What to produce: Show each line of the records below where the word "hint" occurs.

*** Record extracts ***

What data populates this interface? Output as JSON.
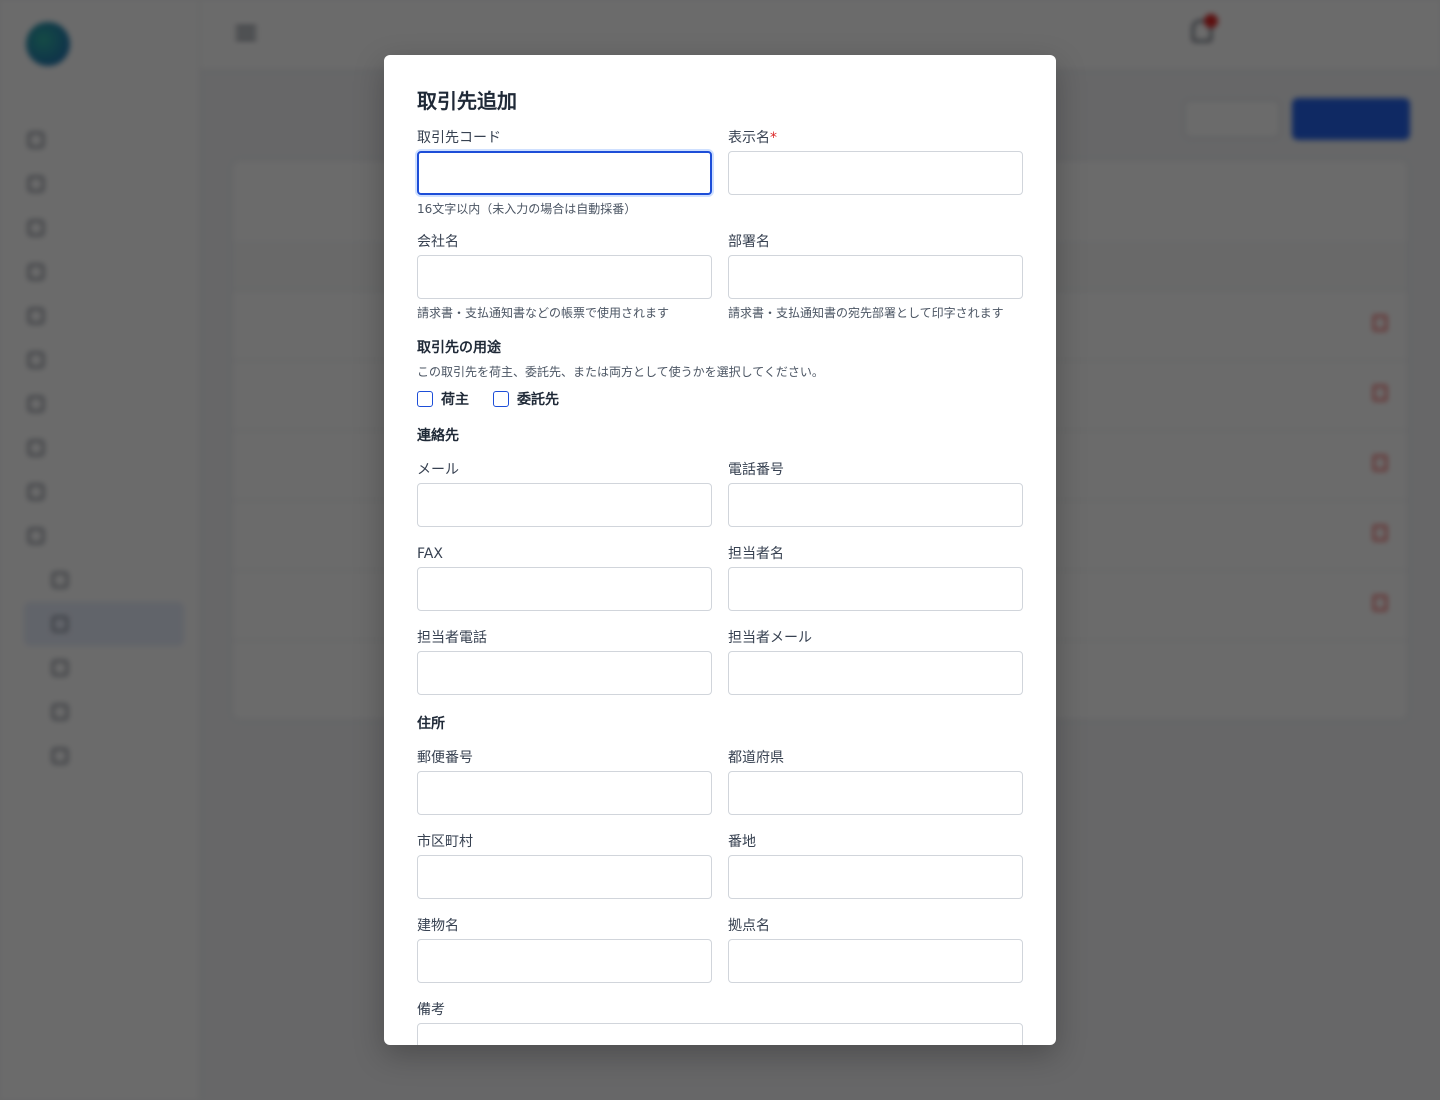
{
  "modal": {
    "title": "取引先追加",
    "fields": {
      "code": {
        "label": "取引先コード",
        "value": "",
        "hint": "16文字以内（未入力の場合は自動採番）"
      },
      "display_name": {
        "label": "表示名",
        "required_mark": "*",
        "value": ""
      },
      "company": {
        "label": "会社名",
        "value": "",
        "hint": "請求書・支払通知書などの帳票で使用されます"
      },
      "department": {
        "label": "部署名",
        "value": "",
        "hint": "請求書・支払通知書の宛先部署として印字されます"
      },
      "email": {
        "label": "メール",
        "value": ""
      },
      "phone": {
        "label": "電話番号",
        "value": ""
      },
      "fax": {
        "label": "FAX",
        "value": ""
      },
      "contact_name": {
        "label": "担当者名",
        "value": ""
      },
      "contact_phone": {
        "label": "担当者電話",
        "value": ""
      },
      "contact_email": {
        "label": "担当者メール",
        "value": ""
      },
      "postal_code": {
        "label": "郵便番号",
        "value": ""
      },
      "prefecture": {
        "label": "都道府県",
        "value": ""
      },
      "city": {
        "label": "市区町村",
        "value": ""
      },
      "street": {
        "label": "番地",
        "value": ""
      },
      "building": {
        "label": "建物名",
        "value": ""
      },
      "site_name": {
        "label": "拠点名",
        "value": ""
      },
      "notes": {
        "label": "備考",
        "value": ""
      }
    },
    "usage": {
      "heading": "取引先の用途",
      "description": "この取引先を荷主、委託先、または両方として使うかを選択してください。",
      "options": [
        {
          "label": "荷主",
          "checked": false
        },
        {
          "label": "委託先",
          "checked": false
        }
      ]
    },
    "sections": {
      "contact": "連絡先",
      "address": "住所"
    }
  },
  "colors": {
    "accent": "#1d4ed8",
    "required": "#dc2626",
    "overlay": "rgba(0,0,0,0.58)"
  }
}
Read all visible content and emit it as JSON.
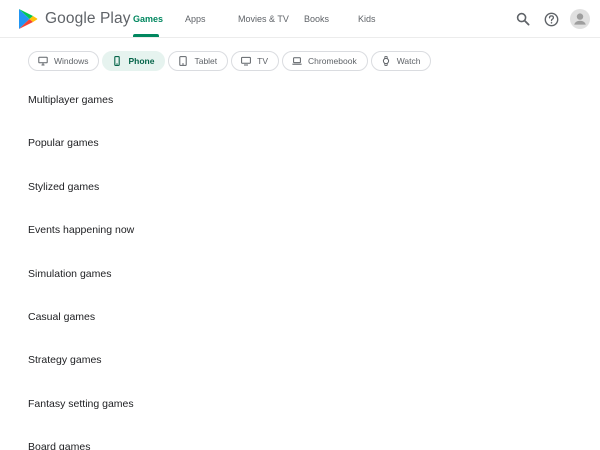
{
  "header": {
    "brand": "Google Play",
    "nav": [
      {
        "label": "Games",
        "active": true
      },
      {
        "label": "Apps",
        "active": false
      },
      {
        "label": "Movies & TV",
        "active": false
      },
      {
        "label": "Books",
        "active": false
      },
      {
        "label": "Kids",
        "active": false
      }
    ],
    "icons": [
      "search-icon",
      "help-icon",
      "account-avatar-icon"
    ],
    "accent_color": "#01875f"
  },
  "devices": [
    {
      "label": "Windows",
      "icon": "windows-monitor-icon",
      "active": false
    },
    {
      "label": "Phone",
      "icon": "phone-icon",
      "active": true
    },
    {
      "label": "Tablet",
      "icon": "tablet-icon",
      "active": false
    },
    {
      "label": "TV",
      "icon": "tv-icon",
      "active": false
    },
    {
      "label": "Chromebook",
      "icon": "laptop-icon",
      "active": false
    },
    {
      "label": "Watch",
      "icon": "watch-icon",
      "active": false
    }
  ],
  "sections": [
    "Multiplayer games",
    "Popular games",
    "Stylized games",
    "Events happening now",
    "Simulation games",
    "Casual games",
    "Strategy games",
    "Fantasy setting games",
    "Board games"
  ]
}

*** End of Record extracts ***

The answer:
        "hint": "16文字以内（未入力の場合は自動採番）"
        "hint": "請求書・支払通知書などの帳票で使用されます"
        "hint": "請求書・支払通知書の宛先部署として印字されます"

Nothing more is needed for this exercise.